Estonia’s unrepentant [huh?] prime minister, Andrus Ansip, wants to get rid of the monument – arguing that it is a symbol of Estonia’s occupation by the Soviet Union. Moscow disagrees. It says the plan to shift the memorial is an insult to the dead and an alarming sign of anti-Russian “fascism” in what it calls “revanchist” Estonia.

Today some 2,000 pro-Kremlin activists staged a demonstration in Moscow calling on Estonia to think again.

Russia has already formally protested about the move to the European Union, which Estonia joined in 2004.

However, Mr Ansip said that he wasn’t going to change his mind. In a defiant interview he said for Estonians there wasn’t any difference between German Nazis and Russian communists. “Both the swastika and the hammer and sickle are symbols of occupation regimes in Estonia,” he told the Russian news agency Interfax, adding he wouldn’t bend to “Russian threats”.

Soviet troops arrived in Estonia in 1940. They swiftly absorbed it into the Soviet Union. Nazi forces pushed them out in 1941. The Red Army returned in 1944 and remained for half a century, until the 1990s when Estonia declared independence from the Soviet Union.

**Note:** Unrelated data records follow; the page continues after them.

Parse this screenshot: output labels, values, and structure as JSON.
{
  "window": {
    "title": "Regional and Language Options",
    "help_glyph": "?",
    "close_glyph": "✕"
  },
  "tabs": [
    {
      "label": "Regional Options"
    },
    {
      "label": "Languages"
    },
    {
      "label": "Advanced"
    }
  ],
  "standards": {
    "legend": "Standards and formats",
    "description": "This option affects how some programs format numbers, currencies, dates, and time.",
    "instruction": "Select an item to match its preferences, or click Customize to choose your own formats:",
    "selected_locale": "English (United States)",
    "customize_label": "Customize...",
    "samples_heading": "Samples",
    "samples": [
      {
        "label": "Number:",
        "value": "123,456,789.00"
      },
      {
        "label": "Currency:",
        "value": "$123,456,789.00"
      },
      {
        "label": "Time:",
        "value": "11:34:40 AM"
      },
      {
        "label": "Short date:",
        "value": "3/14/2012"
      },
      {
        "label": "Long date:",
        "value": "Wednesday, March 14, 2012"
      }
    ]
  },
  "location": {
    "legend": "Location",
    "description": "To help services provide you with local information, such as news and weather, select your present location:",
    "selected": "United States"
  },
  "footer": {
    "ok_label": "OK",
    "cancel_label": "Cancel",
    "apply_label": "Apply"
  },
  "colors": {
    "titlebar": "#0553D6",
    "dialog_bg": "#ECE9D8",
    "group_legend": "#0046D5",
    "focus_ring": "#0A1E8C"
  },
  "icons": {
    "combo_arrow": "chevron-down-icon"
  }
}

The row is made more bitter by the fact that some Estonians fought with the Nazis. [Completely understanable after the horrors of the first Soviet occupation]

The dispute over the statue in the capital Tallinn has become a symbol of the deep divisions in Estonian society. The country’s large ethnic Russian population [here as a result of the Soviet occupation and
russfication] wants it to stay – with Russia claiming that ethnic Russians there suffer persecution. Estonian officials say they merely want to move the monument somewhere else.

Either way, Estonia appears to be the latest post-Soviet state to have fallen out with its mighty neighbour, following the recent examples of Ukraine and Belarus- not to mention Georgia. If Estonia refuses to back down expect sanctions from Moscow next.